(Beginning of Source records)
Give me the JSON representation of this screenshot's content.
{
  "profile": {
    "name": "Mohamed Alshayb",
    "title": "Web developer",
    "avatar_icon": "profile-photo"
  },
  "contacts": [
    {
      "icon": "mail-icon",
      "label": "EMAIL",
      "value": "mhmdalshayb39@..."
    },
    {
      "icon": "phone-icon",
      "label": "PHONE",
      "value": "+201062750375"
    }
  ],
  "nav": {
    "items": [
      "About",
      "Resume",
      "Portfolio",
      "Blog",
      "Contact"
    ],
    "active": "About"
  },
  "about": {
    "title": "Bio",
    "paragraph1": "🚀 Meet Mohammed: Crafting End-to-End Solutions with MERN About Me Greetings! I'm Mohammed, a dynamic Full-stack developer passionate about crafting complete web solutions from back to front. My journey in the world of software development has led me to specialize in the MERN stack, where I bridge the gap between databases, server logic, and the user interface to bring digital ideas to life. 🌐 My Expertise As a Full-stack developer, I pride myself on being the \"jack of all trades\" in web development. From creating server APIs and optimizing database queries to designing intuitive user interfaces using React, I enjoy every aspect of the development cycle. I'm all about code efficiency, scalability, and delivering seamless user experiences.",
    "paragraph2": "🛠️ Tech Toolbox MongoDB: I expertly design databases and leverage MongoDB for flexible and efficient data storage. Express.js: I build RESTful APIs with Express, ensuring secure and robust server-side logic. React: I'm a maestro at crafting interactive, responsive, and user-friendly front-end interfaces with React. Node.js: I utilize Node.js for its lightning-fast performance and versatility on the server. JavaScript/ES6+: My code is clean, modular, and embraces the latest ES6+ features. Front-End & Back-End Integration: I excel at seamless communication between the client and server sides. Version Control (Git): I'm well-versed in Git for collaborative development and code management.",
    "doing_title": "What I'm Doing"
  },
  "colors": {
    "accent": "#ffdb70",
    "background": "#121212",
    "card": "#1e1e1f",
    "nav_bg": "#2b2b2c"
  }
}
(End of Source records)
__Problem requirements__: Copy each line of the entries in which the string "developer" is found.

__The answer__:
    "title": "Web developer",
    "paragraph1": "🚀 Meet Mohammed: Crafting End-to-End Solutions with MERN About Me Greetings! I'm Mohammed, a dynamic Full-stack developer passionate about crafting complete web solutions from back to front. My journey in the world of software development has led me to specialize in the MERN stack, where I bridge the gap between databases, server logic, and the user interface to bring digital ideas to life. 🌐 My Expertise As a Full-stack developer, I pride myself on being the \"jack of all trades\" in web development. From creating server APIs and optimizing database queries to designing intuitive user interfaces using React, I enjoy every aspect of the development cycle. I'm all about code efficiency, scalability, and delivering seamless user experiences.",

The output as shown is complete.